There are some species, such as owls, that have exceptionally good hearing. For example, Barn Owls can locate prey by sound alone and this remarkable sensitivity and accuracy is achieved by having:

  • A facial disc (like a satellite dish), which funnel lots of sound to the eardrums.
    Try cupping your hands and placing them behind your own ears and notice the difference it makes.
  • Ear openings that are asymmetrical, i.e. one opening higher than the other, which means sounds appear louder in one ear than the other and helps to determine the distance and direction of the source of the sound.
    Try rotating your head slowly from side to side while listening to a distant sound to experience this effect.
  • Flight feathers that have soft edges to them, which allows the owl to fly silently, but also means they do not hear their own wing beats.
    Try flapping your hand near your own ear to hear what wing beats sound like and how they mask other sounds.

Structure of the Ear

Structure of the Avian Ear

Birds have a ruff of feathers, called ear coverts or auriculars, around the ear opening instead of external ears as in mammals. The ear opening is just below and behind the eyes. The auriculars funnel sounds toward the eardrum, which is a thin membrane stretching across the ear canal. A small bone, called the columella, is attached to the rear of the eardrum and transmits the vibrations through the middle ear to another membrane across an opening, called the oval window, in the cochlea. The cochlea is the hearing organ and is a fluid-filled chamber with hair-like cells, or cilia. Movement in the fluid caused by the vibrations causes the cilia to move, like trees swaying in a breeze, and these in turn create nerve impulses that are then transmitted to the brain along the auditory nerve. The round window, another membrane covered opening, protects the cochlea by allowing the pressure waves in the fluid to dissipate through it.

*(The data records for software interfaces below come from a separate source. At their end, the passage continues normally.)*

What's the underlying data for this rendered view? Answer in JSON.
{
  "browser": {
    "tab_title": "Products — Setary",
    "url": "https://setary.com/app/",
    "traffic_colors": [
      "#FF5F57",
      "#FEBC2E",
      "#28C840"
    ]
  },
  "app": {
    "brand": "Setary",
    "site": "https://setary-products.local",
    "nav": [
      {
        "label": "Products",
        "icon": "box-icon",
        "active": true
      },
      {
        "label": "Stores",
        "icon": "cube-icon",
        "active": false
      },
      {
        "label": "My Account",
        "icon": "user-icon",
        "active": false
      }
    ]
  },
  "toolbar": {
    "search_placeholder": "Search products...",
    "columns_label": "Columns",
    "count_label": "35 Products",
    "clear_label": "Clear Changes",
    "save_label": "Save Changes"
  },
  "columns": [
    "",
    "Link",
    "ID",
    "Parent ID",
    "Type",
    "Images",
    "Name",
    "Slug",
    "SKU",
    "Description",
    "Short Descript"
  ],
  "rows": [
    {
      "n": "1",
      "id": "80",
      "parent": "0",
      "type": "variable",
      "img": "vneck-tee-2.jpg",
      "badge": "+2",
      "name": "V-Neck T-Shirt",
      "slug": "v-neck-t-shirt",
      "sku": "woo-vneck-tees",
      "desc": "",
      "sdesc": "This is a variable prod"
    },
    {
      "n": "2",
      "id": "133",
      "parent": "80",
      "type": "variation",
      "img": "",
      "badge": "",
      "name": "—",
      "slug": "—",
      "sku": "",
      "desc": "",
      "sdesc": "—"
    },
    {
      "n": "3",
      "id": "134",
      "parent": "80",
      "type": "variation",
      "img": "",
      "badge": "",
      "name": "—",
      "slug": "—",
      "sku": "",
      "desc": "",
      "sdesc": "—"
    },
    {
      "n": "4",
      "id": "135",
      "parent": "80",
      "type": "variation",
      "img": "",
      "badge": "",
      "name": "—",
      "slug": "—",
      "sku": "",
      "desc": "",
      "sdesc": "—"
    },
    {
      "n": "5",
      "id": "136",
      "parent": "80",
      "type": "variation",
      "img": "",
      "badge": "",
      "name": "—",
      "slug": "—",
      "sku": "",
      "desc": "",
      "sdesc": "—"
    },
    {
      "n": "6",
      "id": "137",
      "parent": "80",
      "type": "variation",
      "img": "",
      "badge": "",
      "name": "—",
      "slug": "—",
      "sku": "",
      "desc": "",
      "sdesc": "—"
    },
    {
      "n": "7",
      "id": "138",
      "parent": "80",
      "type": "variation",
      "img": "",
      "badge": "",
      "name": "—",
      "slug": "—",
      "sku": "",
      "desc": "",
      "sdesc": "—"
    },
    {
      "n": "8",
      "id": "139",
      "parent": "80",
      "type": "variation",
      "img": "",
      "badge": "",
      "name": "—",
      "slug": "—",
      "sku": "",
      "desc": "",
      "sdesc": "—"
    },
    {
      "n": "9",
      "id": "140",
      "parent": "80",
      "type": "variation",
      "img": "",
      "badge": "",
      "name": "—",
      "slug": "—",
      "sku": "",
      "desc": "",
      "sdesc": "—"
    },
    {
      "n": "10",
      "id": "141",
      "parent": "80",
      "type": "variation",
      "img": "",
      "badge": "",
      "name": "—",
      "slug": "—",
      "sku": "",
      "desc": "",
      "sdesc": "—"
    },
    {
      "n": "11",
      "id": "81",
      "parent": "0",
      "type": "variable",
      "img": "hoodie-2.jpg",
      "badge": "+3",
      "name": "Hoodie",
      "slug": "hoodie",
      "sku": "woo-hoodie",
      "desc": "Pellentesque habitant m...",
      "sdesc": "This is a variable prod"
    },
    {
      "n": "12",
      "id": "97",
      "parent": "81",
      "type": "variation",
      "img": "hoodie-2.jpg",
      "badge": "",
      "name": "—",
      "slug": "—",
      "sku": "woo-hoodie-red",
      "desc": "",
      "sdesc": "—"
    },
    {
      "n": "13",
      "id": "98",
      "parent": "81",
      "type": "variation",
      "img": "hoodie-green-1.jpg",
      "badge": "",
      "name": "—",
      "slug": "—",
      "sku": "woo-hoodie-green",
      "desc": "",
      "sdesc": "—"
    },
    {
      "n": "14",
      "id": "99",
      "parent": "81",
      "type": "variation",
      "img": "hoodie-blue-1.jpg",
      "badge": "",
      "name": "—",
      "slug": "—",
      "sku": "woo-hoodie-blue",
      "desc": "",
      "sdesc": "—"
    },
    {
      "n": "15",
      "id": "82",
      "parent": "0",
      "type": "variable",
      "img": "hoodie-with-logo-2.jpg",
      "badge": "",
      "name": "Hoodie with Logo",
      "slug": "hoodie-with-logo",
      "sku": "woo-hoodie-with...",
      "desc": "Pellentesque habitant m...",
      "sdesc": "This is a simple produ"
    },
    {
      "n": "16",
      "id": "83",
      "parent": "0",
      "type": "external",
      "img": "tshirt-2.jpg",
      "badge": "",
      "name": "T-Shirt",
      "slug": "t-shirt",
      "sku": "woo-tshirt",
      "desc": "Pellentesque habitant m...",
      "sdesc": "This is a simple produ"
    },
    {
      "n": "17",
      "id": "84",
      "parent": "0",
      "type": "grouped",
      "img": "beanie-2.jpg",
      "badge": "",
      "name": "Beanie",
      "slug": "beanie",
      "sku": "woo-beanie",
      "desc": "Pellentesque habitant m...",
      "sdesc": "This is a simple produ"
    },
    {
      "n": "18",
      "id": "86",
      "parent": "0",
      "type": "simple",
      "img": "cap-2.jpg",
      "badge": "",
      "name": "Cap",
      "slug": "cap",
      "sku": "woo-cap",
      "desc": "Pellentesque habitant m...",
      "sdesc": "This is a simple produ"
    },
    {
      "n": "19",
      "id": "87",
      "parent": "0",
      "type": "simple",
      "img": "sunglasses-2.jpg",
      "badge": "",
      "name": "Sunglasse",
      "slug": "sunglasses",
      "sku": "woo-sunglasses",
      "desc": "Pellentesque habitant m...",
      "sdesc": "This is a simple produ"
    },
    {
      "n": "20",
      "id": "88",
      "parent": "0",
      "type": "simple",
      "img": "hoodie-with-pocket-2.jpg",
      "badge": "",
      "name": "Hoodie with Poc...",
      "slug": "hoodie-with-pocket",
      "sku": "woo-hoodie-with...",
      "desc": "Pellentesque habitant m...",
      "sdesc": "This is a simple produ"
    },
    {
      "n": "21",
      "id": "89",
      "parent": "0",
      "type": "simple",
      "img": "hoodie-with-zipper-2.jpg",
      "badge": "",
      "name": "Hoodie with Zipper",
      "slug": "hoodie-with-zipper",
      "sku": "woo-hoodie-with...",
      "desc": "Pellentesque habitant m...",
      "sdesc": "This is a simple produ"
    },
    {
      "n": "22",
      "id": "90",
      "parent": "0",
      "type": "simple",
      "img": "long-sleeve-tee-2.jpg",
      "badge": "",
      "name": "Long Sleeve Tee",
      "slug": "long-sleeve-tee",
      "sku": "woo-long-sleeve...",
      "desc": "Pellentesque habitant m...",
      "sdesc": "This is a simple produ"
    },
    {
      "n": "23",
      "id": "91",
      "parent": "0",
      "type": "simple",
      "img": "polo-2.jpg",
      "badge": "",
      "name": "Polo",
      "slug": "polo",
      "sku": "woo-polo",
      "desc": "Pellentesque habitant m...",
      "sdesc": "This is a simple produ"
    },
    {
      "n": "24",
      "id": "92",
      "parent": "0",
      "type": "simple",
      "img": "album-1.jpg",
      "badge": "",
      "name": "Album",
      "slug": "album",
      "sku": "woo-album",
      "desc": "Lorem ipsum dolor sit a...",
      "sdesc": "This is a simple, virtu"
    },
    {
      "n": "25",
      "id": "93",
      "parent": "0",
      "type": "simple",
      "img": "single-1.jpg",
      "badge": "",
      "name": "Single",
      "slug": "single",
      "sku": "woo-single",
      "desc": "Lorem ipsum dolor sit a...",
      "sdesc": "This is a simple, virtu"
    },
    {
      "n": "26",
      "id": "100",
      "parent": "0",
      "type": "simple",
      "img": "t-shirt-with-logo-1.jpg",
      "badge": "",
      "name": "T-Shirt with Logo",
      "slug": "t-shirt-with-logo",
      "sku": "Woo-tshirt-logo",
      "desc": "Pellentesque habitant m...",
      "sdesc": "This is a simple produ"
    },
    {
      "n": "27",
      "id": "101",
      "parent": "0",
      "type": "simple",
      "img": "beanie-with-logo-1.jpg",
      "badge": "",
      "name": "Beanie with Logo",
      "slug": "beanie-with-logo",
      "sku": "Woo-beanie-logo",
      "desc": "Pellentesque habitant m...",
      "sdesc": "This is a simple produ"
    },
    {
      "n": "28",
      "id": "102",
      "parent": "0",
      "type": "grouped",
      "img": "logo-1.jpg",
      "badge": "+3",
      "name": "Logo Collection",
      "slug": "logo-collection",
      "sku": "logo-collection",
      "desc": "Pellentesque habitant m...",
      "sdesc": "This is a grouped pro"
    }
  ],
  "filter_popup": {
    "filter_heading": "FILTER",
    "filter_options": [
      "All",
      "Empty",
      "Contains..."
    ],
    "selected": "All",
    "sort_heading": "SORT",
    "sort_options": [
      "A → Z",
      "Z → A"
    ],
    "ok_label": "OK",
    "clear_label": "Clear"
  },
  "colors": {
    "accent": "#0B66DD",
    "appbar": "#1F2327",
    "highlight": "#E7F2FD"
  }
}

The inner ear also comprises the semicircular canals, which regulate balance and orientation, as they do in humans. The canals are fluid-filled and have specialised sensory cells that convert movements of the head, for example, to nerve impulses that the brain can interpret as a position.